To celebrate the printing of Miranda July’s It Chooses You in paperback McSweeney’s is offering a free excerpt from the book. Also see our brief review of It Chooses You and the excellent Onion article wondering what July’s whole “thing” is, anyways.
From Nebuchadnezzar to Hippocrates to the Victorian asylum: The Paris Review takes a look at mental illness and its treatments across the centuries.
John Cage–renowned composer, music theorist, writer, artist, and Zen enthusiast–is a a veritable treasure trove of Curiosities. Here’s a video from 1973 of Cage performing his most famous piece, 4’33”, in Harvard Square. It’s hard for even the man himself to top the genius of this inspired performance, however.
Out this week: Flâneuse by Lauren Elkin; Abandon Me by Melissa Febos; Lower Ed by Tressie McMillan Cottom; Parable of the Sower by Octavia Butler; No Other World by Rahul Mehta; Harmless Like You by Rowan Hisayo Buchanan; and To Be a Machine by our own Mark O’Connell (who we interviewed recently). For more on these and other new titles, go read our most recent book preview.

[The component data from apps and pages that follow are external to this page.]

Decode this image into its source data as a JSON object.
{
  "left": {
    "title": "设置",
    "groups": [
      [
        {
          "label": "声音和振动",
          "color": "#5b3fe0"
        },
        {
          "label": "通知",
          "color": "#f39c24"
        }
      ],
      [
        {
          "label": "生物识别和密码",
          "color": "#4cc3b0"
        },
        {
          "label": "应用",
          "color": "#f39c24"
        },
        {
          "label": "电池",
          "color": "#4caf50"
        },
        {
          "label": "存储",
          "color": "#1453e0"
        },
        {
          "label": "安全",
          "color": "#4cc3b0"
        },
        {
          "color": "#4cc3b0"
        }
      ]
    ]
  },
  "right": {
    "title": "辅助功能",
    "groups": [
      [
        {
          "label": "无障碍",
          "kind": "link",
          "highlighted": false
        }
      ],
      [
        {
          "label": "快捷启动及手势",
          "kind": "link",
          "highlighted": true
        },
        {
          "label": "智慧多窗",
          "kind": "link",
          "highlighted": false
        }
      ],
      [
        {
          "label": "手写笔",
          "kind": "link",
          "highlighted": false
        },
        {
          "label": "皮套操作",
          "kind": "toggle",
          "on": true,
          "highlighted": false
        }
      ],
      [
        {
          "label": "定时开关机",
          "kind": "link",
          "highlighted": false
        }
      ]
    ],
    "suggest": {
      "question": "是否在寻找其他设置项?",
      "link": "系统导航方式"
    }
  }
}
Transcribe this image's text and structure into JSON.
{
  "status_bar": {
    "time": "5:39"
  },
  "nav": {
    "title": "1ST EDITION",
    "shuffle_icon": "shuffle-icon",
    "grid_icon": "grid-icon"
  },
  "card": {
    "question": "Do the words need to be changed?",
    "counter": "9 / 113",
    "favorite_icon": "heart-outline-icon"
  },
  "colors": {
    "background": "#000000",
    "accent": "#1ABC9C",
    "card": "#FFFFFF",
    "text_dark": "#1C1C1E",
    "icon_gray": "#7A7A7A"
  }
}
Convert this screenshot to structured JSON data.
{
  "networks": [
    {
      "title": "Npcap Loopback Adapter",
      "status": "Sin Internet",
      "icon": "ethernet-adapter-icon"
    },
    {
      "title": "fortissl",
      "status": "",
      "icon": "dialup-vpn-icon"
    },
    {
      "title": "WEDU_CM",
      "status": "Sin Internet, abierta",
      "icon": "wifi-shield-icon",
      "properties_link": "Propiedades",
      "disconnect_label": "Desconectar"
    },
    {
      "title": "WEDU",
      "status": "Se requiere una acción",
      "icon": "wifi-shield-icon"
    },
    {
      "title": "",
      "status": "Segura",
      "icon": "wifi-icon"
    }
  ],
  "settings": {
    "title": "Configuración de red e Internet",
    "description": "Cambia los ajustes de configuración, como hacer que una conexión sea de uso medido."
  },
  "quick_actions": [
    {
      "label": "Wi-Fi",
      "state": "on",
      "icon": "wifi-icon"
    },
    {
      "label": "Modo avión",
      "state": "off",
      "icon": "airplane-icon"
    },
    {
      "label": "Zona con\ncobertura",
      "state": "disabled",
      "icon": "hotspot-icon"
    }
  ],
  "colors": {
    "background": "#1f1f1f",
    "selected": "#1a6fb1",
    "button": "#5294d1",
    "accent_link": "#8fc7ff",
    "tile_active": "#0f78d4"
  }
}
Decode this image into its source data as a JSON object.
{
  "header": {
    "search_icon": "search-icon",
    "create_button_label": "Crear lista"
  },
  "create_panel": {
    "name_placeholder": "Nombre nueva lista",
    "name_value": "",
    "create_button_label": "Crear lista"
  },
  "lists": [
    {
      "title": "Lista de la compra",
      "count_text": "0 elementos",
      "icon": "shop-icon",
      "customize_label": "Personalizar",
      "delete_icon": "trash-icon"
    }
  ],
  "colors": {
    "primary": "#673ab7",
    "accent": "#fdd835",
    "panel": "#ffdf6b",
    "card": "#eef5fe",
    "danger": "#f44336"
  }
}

From icy Philadelphia, some links to start the day:The latest round at the LBC is over, but we’ve posted our nominees for the next round. Read the books now so you can discuss them with us in a month or so. I was a nominator this round and my pick is The Cottagers by Marshall N. Klimasewiski.An Ask Metafilter thread on books by women for men who don’t like books by women. Lots of good recommendations… Might do a separate “booklist” post here at some point compiling all those suggestions.Dan Wickett’s Dzanc Books has two more titles on the way, one by Yannick Murphy who wrote LBC nominee Here They Come and one by Wickett fave Peter Markus (who he mentioned in his 2006 best of here at The Millions.)Combining Garfield and reference books seems like a bad idea. Note: A groundbreaking work in that it is the “1st dictionary with attitude” (via)
In an interview for Guernica Jonathan Lee talks to Chris Parris-Lamb, the literary agent who represented Chad Harbach‘s The Art of Fielding, John Darnielle‘s National Book Award-nominated Wolf in White Van, and now our very own Garth Risk Hallberg‘s upcoming City on Fire, about “The Art of Agenting.” Pair with our own Edan Lepucki‘s conversation with her agent, “Don’t Ever Do It for the Money,” and with the opening lines of City on Fire, a Millions exclusive.